The Oscar Pistorius mental evaluation report by a psychologist, banned from publication by the South African high court, appears in graphic detail in at least one local newspaper this weekend, in spite of the court order that banned its publication in the “public domain.”
According to the newspaper that claimed this publication coup, all it took was “an agreement” with the blade-runner’s legal team to be able to publish. The same newspaper also highlights a controversial “secret video” that has surfaced on social media over the weekend.
This morning, the Johannesburg-based City Press ran a front page story titled Inside Oscar’s Mind: Psychiatric Reports Paint a Picture of a Broken Man Who Has Lost Interest in Life. It is these very psychiatric reports – or more specifically one compiled by a psychologist – that were written by specialists who observed Oscar Pistorius for 30 days after a court order required them to ascertain whether or not he had a mental disorder that might have played a part in the murder of Reeva Steenkamp last year. Whilst Pistorius has never denied that he killed his girlfriend Reeva, he maintains that he innocently shot her at point-blank range through a door in his home, thinking she was an intruder.
According to the City Press story, the newspaper’s lawyers “reached an agreement” with the blade runner’s legal team, allowing them to publish details from the psychologist’s report, in spite of the fact that the High Court judge, Tholozile Masipa had ordered otherwise on Thursday. This was hours after the psychologist’s and psychiatrists’ reports had been released to the media, and the judge had ruled that if any media published information after 3 pm on Thursday they would be held in contempt of court.
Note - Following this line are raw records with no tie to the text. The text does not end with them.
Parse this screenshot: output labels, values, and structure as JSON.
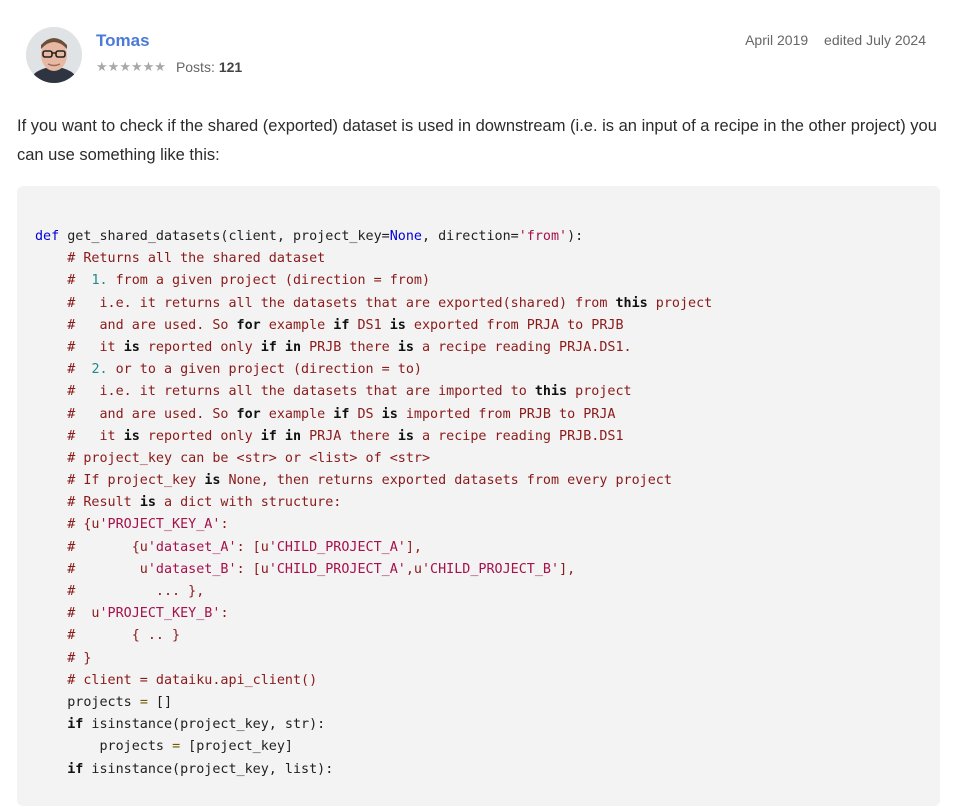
{
  "post": {
    "author": "Tomas",
    "rank_stars": 6,
    "posts_label": "Posts:",
    "posts_count": "121",
    "date": "April 2019",
    "edited": "edited July 2024",
    "message": "If you want to check if the shared (exported) dataset is used in downstream (i.e. is an input of a recipe in the other project) you can use something like this:"
  },
  "colors": {
    "username": "#4c7ad8",
    "code_bg": "#f3f3f3",
    "keyword": "#0000d6",
    "comment": "#8a1a1a",
    "string": "#a5114b",
    "number": "#1f8a8a"
  },
  "icons": {
    "star": "star-icon",
    "avatar": "user-avatar-photo"
  },
  "code": {
    "lines": [
      [
        {
          "t": "def",
          "c": "kw"
        },
        {
          "t": " get_shared_datasets(client, project_key="
        },
        {
          "t": "None",
          "c": "kw"
        },
        {
          "t": ", direction="
        },
        {
          "t": "'from'",
          "c": "st"
        },
        {
          "t": "):"
        }
      ],
      [
        {
          "t": "    # Returns all the shared dataset",
          "c": "cm"
        }
      ],
      [
        {
          "t": "    #  ",
          "c": "cm"
        },
        {
          "t": "1.",
          "c": "nu"
        },
        {
          "t": " from a given project (direction = from)",
          "c": "cm"
        }
      ],
      [
        {
          "t": "    #   i.e. it returns all the datasets that are exported(shared) from ",
          "c": "cm"
        },
        {
          "t": "this",
          "c": "kwb"
        },
        {
          "t": " project",
          "c": "cm"
        }
      ],
      [
        {
          "t": "    #   and are used. So ",
          "c": "cm"
        },
        {
          "t": "for",
          "c": "kwb"
        },
        {
          "t": " example ",
          "c": "cm"
        },
        {
          "t": "if",
          "c": "kwb"
        },
        {
          "t": " DS1 ",
          "c": "cm"
        },
        {
          "t": "is",
          "c": "kwb"
        },
        {
          "t": " exported from PRJA to PRJB",
          "c": "cm"
        }
      ],
      [
        {
          "t": "    #   it ",
          "c": "cm"
        },
        {
          "t": "is",
          "c": "kwb"
        },
        {
          "t": " reported only ",
          "c": "cm"
        },
        {
          "t": "if in",
          "c": "kwb"
        },
        {
          "t": " PRJB there ",
          "c": "cm"
        },
        {
          "t": "is",
          "c": "kwb"
        },
        {
          "t": " a recipe reading PRJA.DS1.",
          "c": "cm"
        }
      ],
      [
        {
          "t": "    #  ",
          "c": "cm"
        },
        {
          "t": "2.",
          "c": "nu"
        },
        {
          "t": " or to a given project (direction = to)",
          "c": "cm"
        }
      ],
      [
        {
          "t": "    #   i.e. it returns all the datasets that are imported to ",
          "c": "cm"
        },
        {
          "t": "this",
          "c": "kwb"
        },
        {
          "t": " project",
          "c": "cm"
        }
      ],
      [
        {
          "t": "    #   and are used. So ",
          "c": "cm"
        },
        {
          "t": "for",
          "c": "kwb"
        },
        {
          "t": " example ",
          "c": "cm"
        },
        {
          "t": "if",
          "c": "kwb"
        },
        {
          "t": " DS ",
          "c": "cm"
        },
        {
          "t": "is",
          "c": "kwb"
        },
        {
          "t": " imported from PRJB to PRJA",
          "c": "cm"
        }
      ],
      [
        {
          "t": "    #   it ",
          "c": "cm"
        },
        {
          "t": "is",
          "c": "kwb"
        },
        {
          "t": " reported only ",
          "c": "cm"
        },
        {
          "t": "if in",
          "c": "kwb"
        },
        {
          "t": " PRJA there ",
          "c": "cm"
        },
        {
          "t": "is",
          "c": "kwb"
        },
        {
          "t": " a recipe reading PRJB.DS1",
          "c": "cm"
        }
      ],
      [
        {
          "t": "    # project_key can be <str> or <list> of <str>",
          "c": "cm"
        }
      ],
      [
        {
          "t": "    # If project_key ",
          "c": "cm"
        },
        {
          "t": "is",
          "c": "kwb"
        },
        {
          "t": " None, then returns exported datasets from every project",
          "c": "cm"
        }
      ],
      [
        {
          "t": "    # Result ",
          "c": "cm"
        },
        {
          "t": "is",
          "c": "kwb"
        },
        {
          "t": " a dict with structure:",
          "c": "cm"
        }
      ],
      [
        {
          "t": "    # {u",
          "c": "cm"
        },
        {
          "t": "'PROJECT_KEY_A'",
          "c": "st"
        },
        {
          "t": ":",
          "c": "cm"
        }
      ],
      [
        {
          "t": "    #       {u",
          "c": "cm"
        },
        {
          "t": "'dataset_A'",
          "c": "st"
        },
        {
          "t": ": [u",
          "c": "cm"
        },
        {
          "t": "'CHILD_PROJECT_A'",
          "c": "st"
        },
        {
          "t": "],",
          "c": "cm"
        }
      ],
      [
        {
          "t": "    #        u",
          "c": "cm"
        },
        {
          "t": "'dataset_B'",
          "c": "st"
        },
        {
          "t": ": [u",
          "c": "cm"
        },
        {
          "t": "'CHILD_PROJECT_A'",
          "c": "st"
        },
        {
          "t": ",u",
          "c": "cm"
        },
        {
          "t": "'CHILD_PROJECT_B'",
          "c": "st"
        },
        {
          "t": "],",
          "c": "cm"
        }
      ],
      [
        {
          "t": "    #          ... },",
          "c": "cm"
        }
      ],
      [
        {
          "t": "    #  u",
          "c": "cm"
        },
        {
          "t": "'PROJECT_KEY_B'",
          "c": "st"
        },
        {
          "t": ":",
          "c": "cm"
        }
      ],
      [
        {
          "t": "    #       { .. }",
          "c": "cm"
        }
      ],
      [
        {
          "t": "    # }",
          "c": "cm"
        }
      ],
      [
        {
          "t": "    # client = dataiku.api_client()",
          "c": "cm"
        }
      ],
      [
        {
          "t": "    projects "
        },
        {
          "t": "=",
          "c": "op"
        },
        {
          "t": " []"
        }
      ],
      [
        {
          "t": "    "
        },
        {
          "t": "if",
          "c": "kwb"
        },
        {
          "t": " isinstance(project_key, str):"
        }
      ],
      [
        {
          "t": "        projects "
        },
        {
          "t": "=",
          "c": "op"
        },
        {
          "t": " [project_key]"
        }
      ],
      [
        {
          "t": "    "
        },
        {
          "t": "if",
          "c": "kwb"
        },
        {
          "t": " isinstance(project_key, list):"
        }
      ]
    ]
  }
}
The City Press article published today states that they (City Press) were given permission by Judge Masipa on Friday “to publish a redacted version in terms of the agreement reached.”
The City Press article is short, but links to the psychologist Prof. Jonathan Scholtz’s lengthy report compiled while Oscar Pistorius was under observation at Weskoppies Psychiatric Hospital in Pretoria last month. Scholtz is head of Clinical Psychology at Weskoppies, and just one of four members of the panel that evaluated Pistorius who is currently standing trial for the murder of his girlfriend Reeva Steenkamp. According to the article, the report paints the “picture of a broken man who has lost interest in life.”
The report is in two parts and can be accessed from our City Press link in the sources given below this article. While chunks of the report appear to have been deleted, and therefore not published, most of the report now appears to be accessible to the public, in spite of last week’s court order.
The City Press article also references a controversial secret video reported on earlier by Guardian Liberty Voice, that was due to be aired today by Australia’s Channel Seven Sunday Night program. In a statement issued by Brian Webber, a lawyer representing Oscar Pistorius, he reveals that the video was in fact produced for “trial preparation.” Further, he says it was intended that it would not be used for “any other purpose.”
According to Webber, a U.S. company, The Evidence Room produced the “secret” video prior to the Oscar Pistorius trial, as a “visual mapping” aid. There was never any intention, says Webber, for the material to be aired or broadcast. Its use, he said, was “in breach of the non-disclosure agreement with The Evidence Room.” Further, it was “a staggering breach of trust and an invasion of the family’s privacy,” he said. They, as a law firm, had an undertaking that the Australian channel would not air any of the material it had in its possession prior to trial end. “Whilst we cannot imagine how any of the footage would not support Oscar’s version, we will only be in a position to comment further once we have had the opportunity to study what has been aired.”
This, of course, has no bearing on the publication of the Oscar Pistorius’ psychologist report that was published in spite of last weeks’ court ban, but there is sure to be a repercussion in court when it resumes tomorrow (Monday) morning.
By Penny Swift